Graduate and professional students advocate for addition to SSF application

University student government members requested to add a question that would prompt more thought about how graduate and professional students are reached.

Kait Ecker

In an effort to improve Student Services Fee recipients’ inclusion of professional and graduate students, student governments have requested a question be added to the SSF application.

Professional Student Government and the Council of Graduate Students submitted the request to the Office of Student Affairs, asking that a question be added to the application to ensure graduate and professional students are considered in the design of these services for review on Tuesday, said COGS speaker Scott Petty. 

Often, graduate and professional students are not aware University services exist or that they serve them as well as undergraduate students, said Alanna Pawlowski, the president of PSG. 

The question is intended to make SSF applicants like Boynton Health, Student Legal Service, the Aurora Center for Advocacy & Education and Student Unions and Activities think about graduate and professional students and how they’re being served, Petty said. 

“This is coming from a place of wanting to make sure that the needs of students are met, that the needs of professional students and the needs of graduate students are met,” Pawlowski said. 

Petty and Pawlowski said they know graduate and professional students have different needs than undergraduate students.

“If you reach out successfully, but then you don’t have the services that match the needs, then it’s all for naught,” Pawlowski said.

In the feedback the SSF committee gave to the administrative units this year, the committee recommended increased outreach and education to the Aurora Center, SUA, the Student Conflict Resolution Center and University Recreation and Wellness.

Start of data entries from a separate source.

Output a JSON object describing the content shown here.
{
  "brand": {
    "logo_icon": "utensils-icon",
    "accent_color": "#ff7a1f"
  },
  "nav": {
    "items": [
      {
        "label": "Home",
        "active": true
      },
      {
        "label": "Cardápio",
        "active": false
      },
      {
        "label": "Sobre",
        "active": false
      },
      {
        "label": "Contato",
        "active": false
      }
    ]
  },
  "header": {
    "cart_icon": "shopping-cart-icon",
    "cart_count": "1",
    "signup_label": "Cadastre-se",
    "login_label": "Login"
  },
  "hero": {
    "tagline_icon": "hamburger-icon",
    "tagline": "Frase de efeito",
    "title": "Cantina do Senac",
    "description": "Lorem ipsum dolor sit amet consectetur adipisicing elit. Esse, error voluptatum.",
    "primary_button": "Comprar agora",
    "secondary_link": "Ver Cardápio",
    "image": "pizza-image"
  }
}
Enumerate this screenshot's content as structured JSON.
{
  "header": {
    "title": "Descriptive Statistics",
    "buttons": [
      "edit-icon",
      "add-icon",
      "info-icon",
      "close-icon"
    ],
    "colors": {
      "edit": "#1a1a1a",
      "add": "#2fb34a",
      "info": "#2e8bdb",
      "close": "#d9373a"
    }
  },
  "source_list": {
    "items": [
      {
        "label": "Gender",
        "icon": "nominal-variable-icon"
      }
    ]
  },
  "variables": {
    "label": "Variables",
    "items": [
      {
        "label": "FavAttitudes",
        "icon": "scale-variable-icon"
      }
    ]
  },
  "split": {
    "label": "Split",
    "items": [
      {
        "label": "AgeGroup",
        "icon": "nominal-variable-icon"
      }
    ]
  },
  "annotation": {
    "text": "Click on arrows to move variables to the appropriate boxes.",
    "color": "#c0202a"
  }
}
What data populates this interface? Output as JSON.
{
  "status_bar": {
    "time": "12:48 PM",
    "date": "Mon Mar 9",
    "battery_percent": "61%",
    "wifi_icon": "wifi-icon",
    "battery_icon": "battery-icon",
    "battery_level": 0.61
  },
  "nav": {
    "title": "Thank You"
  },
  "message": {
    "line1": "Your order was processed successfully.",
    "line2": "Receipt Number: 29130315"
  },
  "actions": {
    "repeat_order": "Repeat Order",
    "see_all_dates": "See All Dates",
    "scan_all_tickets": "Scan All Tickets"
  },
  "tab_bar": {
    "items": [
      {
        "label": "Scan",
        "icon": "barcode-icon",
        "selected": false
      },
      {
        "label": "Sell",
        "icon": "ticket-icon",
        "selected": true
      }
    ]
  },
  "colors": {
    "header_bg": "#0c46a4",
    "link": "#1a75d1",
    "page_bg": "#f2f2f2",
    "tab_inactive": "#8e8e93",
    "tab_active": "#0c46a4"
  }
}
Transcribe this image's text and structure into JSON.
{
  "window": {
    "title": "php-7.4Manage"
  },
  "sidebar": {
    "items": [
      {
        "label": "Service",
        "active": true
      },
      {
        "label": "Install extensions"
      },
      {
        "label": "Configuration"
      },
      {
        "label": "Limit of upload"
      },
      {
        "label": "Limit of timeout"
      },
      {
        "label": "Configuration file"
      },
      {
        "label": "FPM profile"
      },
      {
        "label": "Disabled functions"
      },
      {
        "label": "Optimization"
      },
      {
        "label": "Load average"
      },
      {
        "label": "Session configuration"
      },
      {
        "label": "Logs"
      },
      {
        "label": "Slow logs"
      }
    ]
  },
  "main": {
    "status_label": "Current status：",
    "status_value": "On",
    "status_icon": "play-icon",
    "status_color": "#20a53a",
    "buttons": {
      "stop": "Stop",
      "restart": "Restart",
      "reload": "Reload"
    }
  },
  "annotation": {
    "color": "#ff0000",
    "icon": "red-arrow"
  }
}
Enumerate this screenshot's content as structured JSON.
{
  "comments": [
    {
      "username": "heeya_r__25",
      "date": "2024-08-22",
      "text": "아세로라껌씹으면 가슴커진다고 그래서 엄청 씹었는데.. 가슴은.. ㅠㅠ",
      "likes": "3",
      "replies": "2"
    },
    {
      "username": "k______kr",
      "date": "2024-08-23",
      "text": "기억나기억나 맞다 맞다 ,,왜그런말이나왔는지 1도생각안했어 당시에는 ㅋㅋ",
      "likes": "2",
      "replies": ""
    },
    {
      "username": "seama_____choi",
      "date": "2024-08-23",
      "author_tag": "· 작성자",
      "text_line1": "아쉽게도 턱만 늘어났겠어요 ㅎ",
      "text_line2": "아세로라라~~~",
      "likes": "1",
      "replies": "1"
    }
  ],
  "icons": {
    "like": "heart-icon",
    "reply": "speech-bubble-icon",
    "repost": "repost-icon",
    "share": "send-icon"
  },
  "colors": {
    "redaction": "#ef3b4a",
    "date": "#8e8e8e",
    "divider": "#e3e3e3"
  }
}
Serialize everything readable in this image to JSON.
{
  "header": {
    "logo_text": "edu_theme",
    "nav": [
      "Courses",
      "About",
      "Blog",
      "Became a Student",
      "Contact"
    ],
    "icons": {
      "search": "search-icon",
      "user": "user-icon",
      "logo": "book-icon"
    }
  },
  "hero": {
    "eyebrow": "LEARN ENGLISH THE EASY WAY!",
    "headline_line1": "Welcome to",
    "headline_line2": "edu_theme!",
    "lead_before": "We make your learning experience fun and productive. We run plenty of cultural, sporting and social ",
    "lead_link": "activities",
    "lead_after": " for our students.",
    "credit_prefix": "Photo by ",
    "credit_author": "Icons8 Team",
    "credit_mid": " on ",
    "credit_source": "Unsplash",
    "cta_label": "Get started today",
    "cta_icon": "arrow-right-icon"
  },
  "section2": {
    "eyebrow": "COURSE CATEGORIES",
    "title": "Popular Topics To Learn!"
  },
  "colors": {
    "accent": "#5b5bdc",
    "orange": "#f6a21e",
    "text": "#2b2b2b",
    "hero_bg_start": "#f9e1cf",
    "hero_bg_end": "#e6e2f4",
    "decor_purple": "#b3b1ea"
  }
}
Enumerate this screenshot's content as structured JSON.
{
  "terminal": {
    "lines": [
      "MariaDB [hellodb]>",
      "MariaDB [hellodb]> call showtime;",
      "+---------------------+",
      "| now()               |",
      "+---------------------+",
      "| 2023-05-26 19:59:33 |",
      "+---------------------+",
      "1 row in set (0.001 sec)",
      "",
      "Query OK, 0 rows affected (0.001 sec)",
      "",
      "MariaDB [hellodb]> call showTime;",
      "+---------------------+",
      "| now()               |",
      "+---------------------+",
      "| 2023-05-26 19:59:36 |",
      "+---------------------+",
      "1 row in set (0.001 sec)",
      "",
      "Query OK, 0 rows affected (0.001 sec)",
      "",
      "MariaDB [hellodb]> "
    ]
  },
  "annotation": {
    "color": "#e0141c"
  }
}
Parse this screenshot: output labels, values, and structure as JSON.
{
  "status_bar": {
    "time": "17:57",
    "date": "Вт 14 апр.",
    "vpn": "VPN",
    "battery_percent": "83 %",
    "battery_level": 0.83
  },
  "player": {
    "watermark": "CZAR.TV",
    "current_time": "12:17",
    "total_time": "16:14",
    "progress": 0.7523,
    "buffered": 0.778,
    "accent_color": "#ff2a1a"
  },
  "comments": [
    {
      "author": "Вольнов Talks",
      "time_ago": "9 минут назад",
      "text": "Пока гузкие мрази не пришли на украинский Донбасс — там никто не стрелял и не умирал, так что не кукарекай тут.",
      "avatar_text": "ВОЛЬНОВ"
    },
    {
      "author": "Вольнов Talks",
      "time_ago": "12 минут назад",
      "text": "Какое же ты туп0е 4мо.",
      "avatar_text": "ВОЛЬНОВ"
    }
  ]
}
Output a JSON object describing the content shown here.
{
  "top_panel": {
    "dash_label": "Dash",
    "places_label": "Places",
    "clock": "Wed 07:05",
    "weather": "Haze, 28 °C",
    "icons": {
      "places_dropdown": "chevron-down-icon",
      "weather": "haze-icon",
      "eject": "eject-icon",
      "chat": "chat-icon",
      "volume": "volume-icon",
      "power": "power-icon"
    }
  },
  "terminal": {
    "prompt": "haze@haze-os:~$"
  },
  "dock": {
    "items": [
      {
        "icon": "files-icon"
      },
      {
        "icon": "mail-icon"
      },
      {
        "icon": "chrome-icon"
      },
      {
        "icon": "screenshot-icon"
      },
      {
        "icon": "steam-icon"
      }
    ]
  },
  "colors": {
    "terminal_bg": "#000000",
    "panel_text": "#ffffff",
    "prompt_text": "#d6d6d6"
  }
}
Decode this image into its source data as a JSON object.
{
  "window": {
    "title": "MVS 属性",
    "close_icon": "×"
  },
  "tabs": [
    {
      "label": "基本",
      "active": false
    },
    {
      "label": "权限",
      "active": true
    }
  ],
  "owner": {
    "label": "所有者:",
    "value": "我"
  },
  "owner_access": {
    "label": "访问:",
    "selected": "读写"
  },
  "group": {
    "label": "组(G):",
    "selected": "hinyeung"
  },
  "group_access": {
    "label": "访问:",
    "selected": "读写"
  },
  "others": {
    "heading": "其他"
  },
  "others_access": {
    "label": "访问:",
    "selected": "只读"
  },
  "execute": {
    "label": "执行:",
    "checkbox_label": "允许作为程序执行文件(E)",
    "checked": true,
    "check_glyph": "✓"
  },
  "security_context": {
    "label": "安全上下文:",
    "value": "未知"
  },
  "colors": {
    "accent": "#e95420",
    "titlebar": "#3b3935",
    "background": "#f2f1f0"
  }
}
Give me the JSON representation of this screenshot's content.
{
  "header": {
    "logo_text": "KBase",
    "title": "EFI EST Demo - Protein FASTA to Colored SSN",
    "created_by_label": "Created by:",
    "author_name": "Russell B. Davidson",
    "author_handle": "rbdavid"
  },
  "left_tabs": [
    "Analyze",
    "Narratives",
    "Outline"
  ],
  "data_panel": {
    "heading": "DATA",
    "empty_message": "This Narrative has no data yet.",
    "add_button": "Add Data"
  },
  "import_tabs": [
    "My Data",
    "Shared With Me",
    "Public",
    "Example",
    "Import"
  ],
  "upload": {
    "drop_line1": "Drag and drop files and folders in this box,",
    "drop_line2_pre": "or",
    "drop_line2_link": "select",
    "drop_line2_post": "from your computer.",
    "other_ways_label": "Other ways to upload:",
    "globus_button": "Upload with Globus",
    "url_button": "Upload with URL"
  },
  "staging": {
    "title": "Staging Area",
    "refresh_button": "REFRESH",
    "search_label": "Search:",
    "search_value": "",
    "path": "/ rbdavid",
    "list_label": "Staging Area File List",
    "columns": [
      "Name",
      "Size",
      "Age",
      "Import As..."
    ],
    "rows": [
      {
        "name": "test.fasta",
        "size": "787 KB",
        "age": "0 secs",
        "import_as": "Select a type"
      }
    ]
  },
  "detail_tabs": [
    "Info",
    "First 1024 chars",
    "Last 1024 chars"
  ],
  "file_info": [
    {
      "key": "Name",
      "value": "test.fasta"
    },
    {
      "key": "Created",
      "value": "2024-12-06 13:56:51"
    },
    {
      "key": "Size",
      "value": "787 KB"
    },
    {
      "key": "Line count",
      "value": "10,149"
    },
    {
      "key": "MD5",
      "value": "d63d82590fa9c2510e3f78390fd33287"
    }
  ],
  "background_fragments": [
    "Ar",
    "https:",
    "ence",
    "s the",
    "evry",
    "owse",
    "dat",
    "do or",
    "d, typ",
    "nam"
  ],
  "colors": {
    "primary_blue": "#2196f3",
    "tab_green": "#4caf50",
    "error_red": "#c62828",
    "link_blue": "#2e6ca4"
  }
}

Adura Lasode, chair of the committee, said the question would be beneficial if added to the application, but it would also create the need for additional questions about every other subgroup on campus.

“I really believe that information is power,” Lasode said. “And the more you hear about something, the more you think about it. So I think that is a first step is ensuring the information is going into the channels that reach the students.”

While undergraduate students hear of these services in orientation or in large lecture courses, graduate and professional students don’t go through those same types of experiences, said Tommy Keller, the incoming president of COGS.

However, Pawlowski said it shouldn’t be up to the different schools and departments to do all of the outreach.

If the request for an additional question on the SSF application is denied, Petty said he will still be pursuing further action on the issue.

“Something to keep in mind where our ask, and the work around this, is coming from, is that graduate and professional students do make up a sizeable portion of the total student body — about one-third,” Pawlowski said.